It was going to be the pinnacle of their careers. Three athletes who sacrificed for years would play on the first U.S. women's Olympic hockey team.
They would be in Nagano now, battling for a medal with their loved ones watching proudly from the stands. Instead, their dreams were shattered.
Kelly O'Leary, Stephanie O'Sullivan and Erin Whitten were the last players cut.
"It ruined my life," O'Leary says. "It's changed my whole outlook, my whole faith in people."
It is the darker side of the Olympic story that so often spotlights the successes. Those left behind must deal with sorrow and bitterness that may never go away.
O'Sullivan already had endured too much pain for her 26 years. Her father died of cancer in 1990. Only 25 months later, the disease claimed her mother. But, growing up in Boston, hockey had been her life. It helped her through the tough times.
And the Olympics--with some of her seven brothers and three sisters cheering as she took the ice--would make all the hard work worthwhile.
"I've been through tragedy before and faced a lot of adversity," O'Sullivan says, "but nothing compares to this."
Whitten is taking it the best. A goalie, she knows she slumped at the wrong time, just before the cuts were made.
"I went through a grieving period and I moved on," she says.
As youngsters, they persevered through early-morning practices and barriers to women. They became pioneers of their sport and three of the top U.S. players.

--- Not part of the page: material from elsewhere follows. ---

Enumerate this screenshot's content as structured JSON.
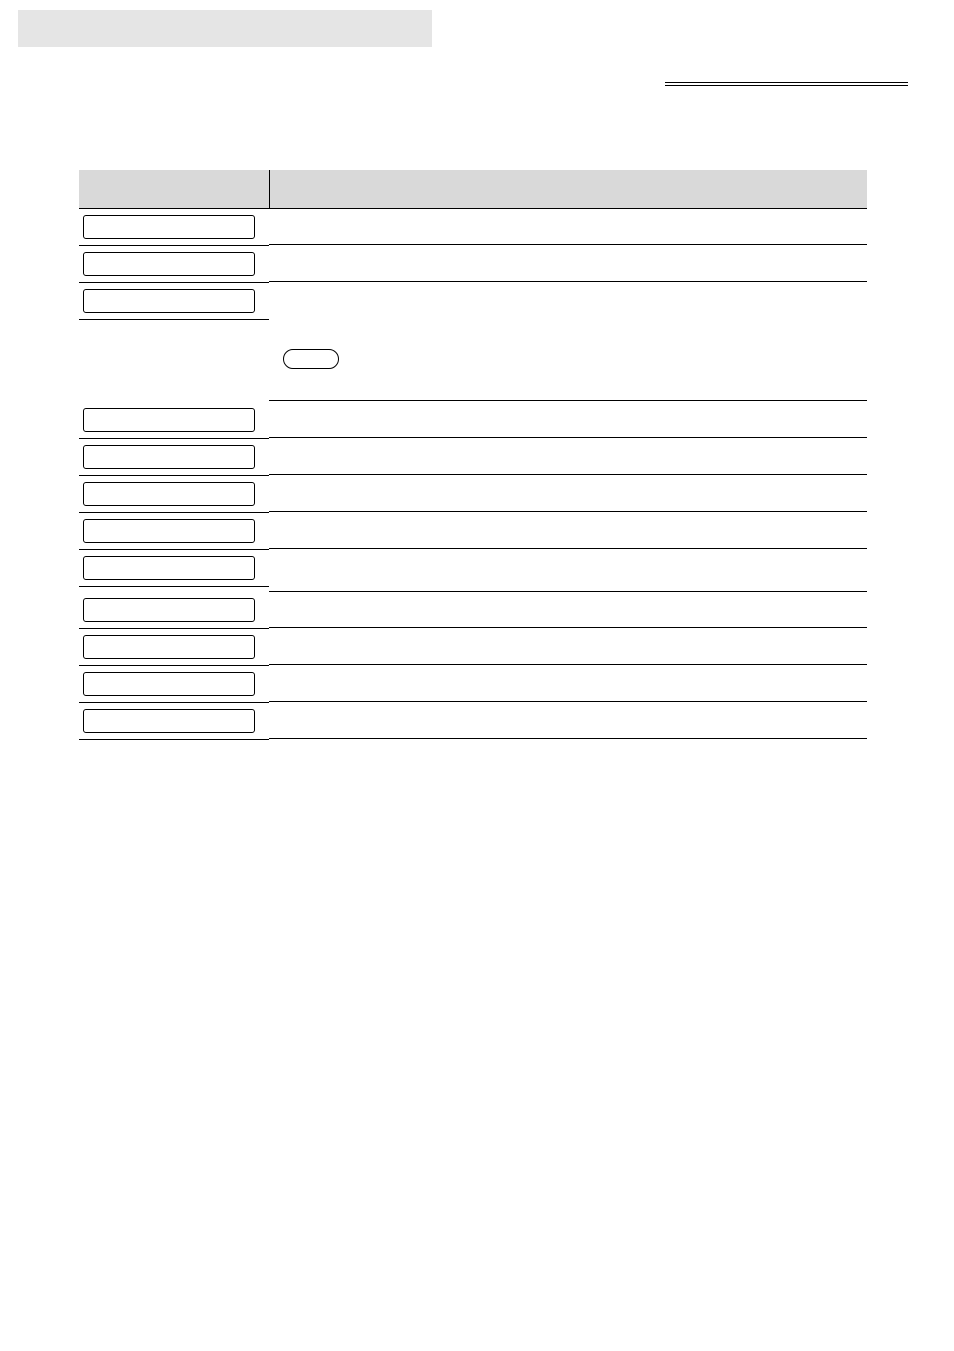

But the Olympics are going on without them.
Coach Ben Smith announced his choices the night of Dec. 20, a few hours after the Americans beat Olympic favorite Canada, 3-0, in Lake Placid, N.Y., to win the Three Nations Cup.
He gathered his 23 players and read the names of the 20 he'd take to Nagano. O'Leary and O'Sullivan were stunned by what they didn't hear--a blindside check from out of nowhere.

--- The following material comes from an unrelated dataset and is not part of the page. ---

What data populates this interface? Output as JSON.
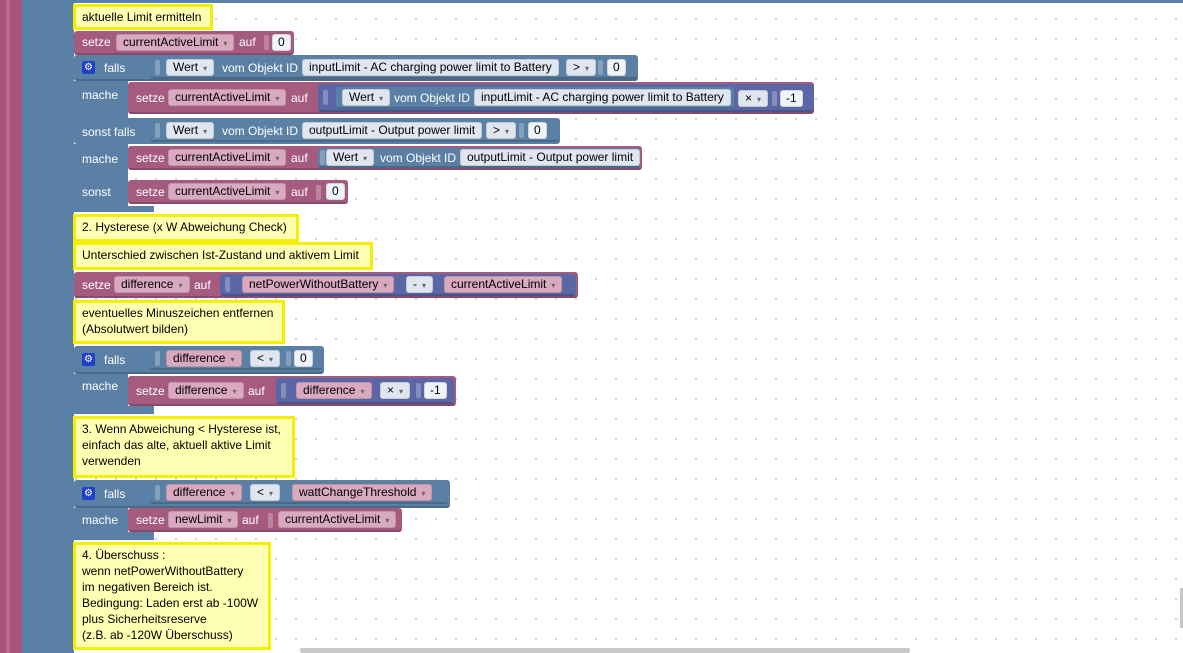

"I thought it was a joke," O'Sullivan said. "I wanted to raise my hand and tell him he forgot my name. It was that obvious to everybody."
"I was completely in shock," said O'Leary. "I saw him in the hallway later and pointed my finger at him and I said, "you know I belong on this team.' He said, 'no you don't.' "
O'Leary had been a solid defenseman on the national team since its formation in 1990 and had put her career plans on hold to try for the Olympics. Her chances looked excellent after she was named last April to the all-tournament team at the world championships.
O'Sullivan, a national team member since 1994, played on the first line throughout the Olympic training that began last August.
They say they weren't cut because of their ability and, to this day, they don't know why. Players who meant so much to the growth of women's hockey are bitter that Smith didn't break the news privately.
"I'd much rather do it in front of the whole team," Smith said. "Everybody's got to face the music.
"While their length of service was great for women's hockey and, in particular, for USA hockey, I think all the players came into this knowing you can give your best and it might not be good enough."
He wouldn't reveal his reasons for the cuts.
"I don't want to tear those players down," he added. "They just got beaten out by better players."
No way, say O'Leary and O'Sullivan.
"There's something fishy about this whole thing because he cut two of the hardest workers. I don't think the truth will ever come out," O'Leary said. "There aren't many girls on the team that can even lace my skates."
"By cutting me, coach Smith has put himself above the team and above the country," O'Sullivan said. "Twenty members of the team would stand behind me as far as knowing I got a raw deal. He made a mistake."
O'Sullivan, more reserved than O'Leary, was named an alternate in case someone got hurt. That didn't happen.
Whitten, a 26-year-old University of New Hampshire graduate from Glens Falls, N.Y., has been on the national team since 1992. She is helping efforts to start a pro league and may try for the next Winter Olympics.
"I'm not the kind of person who's going to let that ruin my life," she said. But she had some rough nights when the team was about to leave for Nagano.
"Whether it's dream or nightmares, I don't know," she said.
The barely healed wounds are being rubbed raw by the start of the Olympics. Newspapers headline America's hopes. Television trumpets the glory of the Winter Games.
O'Leary and O'Sullivan had to get away. They're vacationing together in Florida and have no intention of watching the games they're convinced they should have been in.
O'Leary tried to escape before, spending three weeks in Switzerland last month where she skied and visited friends. Then she returned to her Auburn, Mass., home and her room filled with trophies, medals and plaques.
"I just don't look at the walls," she said. "Everybody says you've done so much to be proud of but none of that means anything anymore."
"She was like a zombie" after being cut, her mother Maureen says. "She didn't sleep at all. She couldn't eat and it's still almost the same way."